*** Block opens ***

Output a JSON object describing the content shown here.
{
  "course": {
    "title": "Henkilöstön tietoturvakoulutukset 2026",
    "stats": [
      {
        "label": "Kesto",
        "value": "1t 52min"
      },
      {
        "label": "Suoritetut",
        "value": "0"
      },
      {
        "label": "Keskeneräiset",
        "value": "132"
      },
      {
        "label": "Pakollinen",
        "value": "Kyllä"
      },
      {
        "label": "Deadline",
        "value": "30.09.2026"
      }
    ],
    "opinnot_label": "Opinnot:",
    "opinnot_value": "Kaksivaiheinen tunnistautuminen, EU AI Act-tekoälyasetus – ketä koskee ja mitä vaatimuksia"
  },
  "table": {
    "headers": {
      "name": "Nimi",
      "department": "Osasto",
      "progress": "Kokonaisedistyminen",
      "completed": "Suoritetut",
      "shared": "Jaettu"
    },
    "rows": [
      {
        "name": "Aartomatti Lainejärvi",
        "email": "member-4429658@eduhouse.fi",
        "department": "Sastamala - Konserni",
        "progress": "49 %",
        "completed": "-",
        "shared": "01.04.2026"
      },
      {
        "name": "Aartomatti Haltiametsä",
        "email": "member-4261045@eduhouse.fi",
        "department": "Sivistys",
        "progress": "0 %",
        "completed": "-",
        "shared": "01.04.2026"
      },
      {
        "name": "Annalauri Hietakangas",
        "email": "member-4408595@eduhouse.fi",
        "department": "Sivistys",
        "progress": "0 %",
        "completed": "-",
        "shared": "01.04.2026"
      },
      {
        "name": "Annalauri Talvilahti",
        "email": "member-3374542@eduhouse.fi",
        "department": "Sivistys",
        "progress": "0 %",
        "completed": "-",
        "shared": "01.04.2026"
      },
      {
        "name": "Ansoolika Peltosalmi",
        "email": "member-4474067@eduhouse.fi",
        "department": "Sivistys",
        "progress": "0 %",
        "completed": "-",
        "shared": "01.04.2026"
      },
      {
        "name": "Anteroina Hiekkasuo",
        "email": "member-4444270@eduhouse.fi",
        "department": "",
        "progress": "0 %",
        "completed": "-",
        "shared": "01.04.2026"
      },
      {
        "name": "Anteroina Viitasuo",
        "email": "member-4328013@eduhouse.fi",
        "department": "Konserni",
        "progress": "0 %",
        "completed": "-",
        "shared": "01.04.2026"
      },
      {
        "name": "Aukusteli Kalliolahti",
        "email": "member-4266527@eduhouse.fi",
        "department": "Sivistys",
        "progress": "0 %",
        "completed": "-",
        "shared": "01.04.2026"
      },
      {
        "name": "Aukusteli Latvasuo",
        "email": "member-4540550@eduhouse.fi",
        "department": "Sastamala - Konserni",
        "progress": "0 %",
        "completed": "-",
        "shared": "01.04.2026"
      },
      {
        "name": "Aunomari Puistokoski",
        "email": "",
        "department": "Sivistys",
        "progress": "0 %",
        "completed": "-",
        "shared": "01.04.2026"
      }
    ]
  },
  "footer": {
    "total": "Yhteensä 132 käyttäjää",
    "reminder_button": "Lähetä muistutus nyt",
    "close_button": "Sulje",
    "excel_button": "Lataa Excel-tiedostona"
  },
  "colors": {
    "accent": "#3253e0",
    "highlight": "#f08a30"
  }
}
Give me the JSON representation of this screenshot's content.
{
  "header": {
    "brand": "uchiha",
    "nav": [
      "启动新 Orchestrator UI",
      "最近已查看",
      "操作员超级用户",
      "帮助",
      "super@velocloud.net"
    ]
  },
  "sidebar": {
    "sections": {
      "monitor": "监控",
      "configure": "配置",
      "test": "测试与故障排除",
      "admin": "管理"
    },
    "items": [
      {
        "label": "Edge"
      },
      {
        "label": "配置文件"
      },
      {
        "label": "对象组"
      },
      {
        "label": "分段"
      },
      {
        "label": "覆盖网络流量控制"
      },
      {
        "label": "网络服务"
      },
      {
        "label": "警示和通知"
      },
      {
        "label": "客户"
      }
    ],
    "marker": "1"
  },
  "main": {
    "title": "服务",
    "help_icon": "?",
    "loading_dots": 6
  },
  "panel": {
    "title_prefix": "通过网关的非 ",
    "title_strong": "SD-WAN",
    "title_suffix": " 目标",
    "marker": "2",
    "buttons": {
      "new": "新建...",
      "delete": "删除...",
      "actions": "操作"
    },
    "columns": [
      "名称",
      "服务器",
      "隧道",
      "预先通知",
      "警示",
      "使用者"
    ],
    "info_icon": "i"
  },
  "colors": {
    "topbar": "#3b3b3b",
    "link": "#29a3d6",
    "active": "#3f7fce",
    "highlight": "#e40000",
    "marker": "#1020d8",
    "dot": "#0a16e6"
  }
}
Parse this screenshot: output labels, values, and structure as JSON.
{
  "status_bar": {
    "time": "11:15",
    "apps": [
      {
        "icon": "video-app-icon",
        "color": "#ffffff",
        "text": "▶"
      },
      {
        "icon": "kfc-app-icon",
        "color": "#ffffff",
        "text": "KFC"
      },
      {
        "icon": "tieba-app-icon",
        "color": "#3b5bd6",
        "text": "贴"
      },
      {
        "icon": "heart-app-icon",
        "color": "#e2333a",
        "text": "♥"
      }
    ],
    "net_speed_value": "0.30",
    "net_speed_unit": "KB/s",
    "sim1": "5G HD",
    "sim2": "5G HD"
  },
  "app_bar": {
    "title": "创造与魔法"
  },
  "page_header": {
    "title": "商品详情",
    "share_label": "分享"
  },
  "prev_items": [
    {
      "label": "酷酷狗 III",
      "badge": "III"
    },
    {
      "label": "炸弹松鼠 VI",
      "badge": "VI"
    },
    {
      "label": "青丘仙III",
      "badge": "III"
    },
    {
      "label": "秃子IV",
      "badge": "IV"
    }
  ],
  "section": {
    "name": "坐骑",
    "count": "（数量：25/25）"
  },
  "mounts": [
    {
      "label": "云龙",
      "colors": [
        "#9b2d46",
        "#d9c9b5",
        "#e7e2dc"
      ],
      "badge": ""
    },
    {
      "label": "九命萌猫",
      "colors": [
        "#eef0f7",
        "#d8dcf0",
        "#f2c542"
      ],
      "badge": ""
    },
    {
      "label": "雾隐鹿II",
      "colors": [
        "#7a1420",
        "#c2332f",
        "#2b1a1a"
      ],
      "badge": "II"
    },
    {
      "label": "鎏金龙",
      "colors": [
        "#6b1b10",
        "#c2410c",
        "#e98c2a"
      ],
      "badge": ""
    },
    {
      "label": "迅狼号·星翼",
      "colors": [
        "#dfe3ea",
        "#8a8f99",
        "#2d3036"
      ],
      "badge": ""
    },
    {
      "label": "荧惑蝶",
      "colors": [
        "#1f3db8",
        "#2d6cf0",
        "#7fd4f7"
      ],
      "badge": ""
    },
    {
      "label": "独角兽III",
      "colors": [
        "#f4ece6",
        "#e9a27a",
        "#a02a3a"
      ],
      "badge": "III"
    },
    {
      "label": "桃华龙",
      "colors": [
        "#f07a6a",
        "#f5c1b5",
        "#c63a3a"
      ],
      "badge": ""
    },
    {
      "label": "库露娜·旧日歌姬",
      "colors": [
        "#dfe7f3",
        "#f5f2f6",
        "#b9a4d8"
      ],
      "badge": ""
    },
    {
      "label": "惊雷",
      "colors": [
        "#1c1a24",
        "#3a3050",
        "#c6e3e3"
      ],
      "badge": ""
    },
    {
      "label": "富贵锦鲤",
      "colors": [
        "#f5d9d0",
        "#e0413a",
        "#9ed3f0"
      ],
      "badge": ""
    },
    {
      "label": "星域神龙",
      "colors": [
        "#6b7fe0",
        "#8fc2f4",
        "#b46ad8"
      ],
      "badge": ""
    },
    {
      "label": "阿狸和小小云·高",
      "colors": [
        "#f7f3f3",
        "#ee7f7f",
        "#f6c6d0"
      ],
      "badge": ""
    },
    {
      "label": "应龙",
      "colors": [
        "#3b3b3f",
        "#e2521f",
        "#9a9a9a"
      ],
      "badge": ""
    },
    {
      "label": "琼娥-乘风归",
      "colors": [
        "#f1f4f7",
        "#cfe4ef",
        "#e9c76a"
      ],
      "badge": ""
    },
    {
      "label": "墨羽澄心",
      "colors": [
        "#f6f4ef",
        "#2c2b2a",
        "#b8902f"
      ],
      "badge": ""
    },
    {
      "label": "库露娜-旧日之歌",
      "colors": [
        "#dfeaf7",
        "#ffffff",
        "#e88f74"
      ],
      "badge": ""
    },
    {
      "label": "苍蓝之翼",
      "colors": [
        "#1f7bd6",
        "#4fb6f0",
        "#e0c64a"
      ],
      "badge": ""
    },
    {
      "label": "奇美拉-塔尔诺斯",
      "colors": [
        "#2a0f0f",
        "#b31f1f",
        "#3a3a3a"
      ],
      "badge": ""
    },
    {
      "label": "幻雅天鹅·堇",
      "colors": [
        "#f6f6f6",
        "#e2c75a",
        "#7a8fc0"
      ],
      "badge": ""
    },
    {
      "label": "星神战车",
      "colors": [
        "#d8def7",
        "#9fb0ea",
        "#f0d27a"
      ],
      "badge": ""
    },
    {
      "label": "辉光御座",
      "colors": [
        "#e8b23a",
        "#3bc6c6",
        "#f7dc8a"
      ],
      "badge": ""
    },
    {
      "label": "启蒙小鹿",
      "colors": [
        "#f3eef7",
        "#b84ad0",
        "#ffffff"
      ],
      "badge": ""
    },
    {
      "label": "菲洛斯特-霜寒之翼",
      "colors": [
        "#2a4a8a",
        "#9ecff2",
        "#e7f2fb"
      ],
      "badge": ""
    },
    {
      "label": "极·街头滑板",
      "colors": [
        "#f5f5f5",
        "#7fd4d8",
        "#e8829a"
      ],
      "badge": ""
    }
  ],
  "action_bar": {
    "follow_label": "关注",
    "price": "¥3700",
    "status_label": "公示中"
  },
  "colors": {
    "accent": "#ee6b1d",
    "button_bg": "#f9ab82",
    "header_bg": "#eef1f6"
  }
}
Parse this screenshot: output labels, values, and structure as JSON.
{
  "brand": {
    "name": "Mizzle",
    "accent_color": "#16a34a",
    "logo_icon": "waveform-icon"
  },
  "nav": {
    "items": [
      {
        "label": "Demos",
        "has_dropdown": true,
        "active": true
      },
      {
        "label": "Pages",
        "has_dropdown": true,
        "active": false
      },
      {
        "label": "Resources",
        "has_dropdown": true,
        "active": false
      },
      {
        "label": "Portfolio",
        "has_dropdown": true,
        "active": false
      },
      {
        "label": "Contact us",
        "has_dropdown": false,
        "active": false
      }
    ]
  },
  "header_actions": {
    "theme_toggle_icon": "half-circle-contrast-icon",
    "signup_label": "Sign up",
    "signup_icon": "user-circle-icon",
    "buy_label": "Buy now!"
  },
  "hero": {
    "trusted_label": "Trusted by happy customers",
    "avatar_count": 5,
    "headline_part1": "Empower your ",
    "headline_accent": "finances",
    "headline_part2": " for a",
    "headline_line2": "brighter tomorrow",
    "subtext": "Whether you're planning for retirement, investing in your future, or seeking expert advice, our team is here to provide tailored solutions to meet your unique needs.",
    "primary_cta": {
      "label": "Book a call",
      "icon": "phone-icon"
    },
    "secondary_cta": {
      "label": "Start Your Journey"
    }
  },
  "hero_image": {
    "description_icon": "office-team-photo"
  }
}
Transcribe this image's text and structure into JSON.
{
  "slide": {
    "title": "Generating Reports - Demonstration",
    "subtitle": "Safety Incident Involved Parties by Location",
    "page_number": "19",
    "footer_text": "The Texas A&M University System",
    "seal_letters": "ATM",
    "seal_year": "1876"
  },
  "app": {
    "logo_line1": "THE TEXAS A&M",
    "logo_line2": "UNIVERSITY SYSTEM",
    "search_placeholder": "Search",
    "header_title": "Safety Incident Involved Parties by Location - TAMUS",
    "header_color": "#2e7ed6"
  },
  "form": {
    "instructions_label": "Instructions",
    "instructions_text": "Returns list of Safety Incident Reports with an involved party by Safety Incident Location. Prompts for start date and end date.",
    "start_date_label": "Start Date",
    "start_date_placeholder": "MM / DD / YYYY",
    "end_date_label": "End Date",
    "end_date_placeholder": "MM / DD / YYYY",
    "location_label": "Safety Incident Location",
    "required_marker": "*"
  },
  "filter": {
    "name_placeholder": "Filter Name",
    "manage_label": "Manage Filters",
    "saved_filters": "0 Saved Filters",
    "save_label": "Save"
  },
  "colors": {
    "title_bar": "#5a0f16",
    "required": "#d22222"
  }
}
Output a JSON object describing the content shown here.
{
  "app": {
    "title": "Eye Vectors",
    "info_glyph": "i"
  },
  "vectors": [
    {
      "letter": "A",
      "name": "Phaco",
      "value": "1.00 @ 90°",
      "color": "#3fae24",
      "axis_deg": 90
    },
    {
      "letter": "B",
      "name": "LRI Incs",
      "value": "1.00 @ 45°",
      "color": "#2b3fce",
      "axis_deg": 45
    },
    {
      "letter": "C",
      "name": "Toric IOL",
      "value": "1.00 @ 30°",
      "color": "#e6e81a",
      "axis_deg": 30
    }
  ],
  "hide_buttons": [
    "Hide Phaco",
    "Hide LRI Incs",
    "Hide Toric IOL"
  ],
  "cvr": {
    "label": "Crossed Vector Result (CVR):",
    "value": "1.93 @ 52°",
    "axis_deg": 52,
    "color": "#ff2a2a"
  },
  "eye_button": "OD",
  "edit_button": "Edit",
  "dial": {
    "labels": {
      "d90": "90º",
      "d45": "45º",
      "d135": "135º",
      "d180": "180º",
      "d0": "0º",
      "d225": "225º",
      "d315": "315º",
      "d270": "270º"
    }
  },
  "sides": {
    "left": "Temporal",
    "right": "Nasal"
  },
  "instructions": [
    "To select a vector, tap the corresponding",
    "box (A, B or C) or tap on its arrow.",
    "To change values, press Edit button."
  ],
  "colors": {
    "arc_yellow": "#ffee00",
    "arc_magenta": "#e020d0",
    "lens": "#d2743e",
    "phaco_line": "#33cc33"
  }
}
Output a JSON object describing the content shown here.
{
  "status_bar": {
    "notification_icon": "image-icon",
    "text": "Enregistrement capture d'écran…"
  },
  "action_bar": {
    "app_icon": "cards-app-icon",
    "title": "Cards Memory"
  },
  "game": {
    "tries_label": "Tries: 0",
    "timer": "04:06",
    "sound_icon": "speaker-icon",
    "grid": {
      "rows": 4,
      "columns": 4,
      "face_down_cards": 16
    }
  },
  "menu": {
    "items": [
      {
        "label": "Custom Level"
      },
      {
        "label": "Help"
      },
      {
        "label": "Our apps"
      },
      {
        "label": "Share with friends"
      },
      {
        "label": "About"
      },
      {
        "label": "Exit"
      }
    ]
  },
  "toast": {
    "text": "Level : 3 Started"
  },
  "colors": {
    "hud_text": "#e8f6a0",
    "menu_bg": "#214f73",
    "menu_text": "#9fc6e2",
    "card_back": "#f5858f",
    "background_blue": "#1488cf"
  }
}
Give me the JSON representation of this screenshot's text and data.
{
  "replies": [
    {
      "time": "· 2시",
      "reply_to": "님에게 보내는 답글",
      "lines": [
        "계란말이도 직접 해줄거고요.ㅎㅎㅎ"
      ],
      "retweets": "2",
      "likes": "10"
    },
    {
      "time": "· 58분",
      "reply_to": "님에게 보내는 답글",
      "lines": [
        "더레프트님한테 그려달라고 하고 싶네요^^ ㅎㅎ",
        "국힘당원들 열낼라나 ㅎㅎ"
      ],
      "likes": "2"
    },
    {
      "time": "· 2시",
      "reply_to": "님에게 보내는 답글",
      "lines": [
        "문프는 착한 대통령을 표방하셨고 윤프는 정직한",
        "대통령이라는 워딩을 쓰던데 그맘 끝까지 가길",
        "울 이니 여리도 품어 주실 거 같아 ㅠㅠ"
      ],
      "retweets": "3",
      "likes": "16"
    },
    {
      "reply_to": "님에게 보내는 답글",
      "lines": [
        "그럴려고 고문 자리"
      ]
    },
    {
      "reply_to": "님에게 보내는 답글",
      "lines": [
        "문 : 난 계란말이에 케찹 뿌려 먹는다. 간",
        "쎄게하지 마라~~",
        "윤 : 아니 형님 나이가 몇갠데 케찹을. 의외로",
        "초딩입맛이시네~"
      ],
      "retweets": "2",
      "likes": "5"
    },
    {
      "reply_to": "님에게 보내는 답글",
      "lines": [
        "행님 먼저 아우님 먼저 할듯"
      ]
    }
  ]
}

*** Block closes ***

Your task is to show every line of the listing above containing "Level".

        "label": "Custom Level"
    "text": "Level : 3 Started"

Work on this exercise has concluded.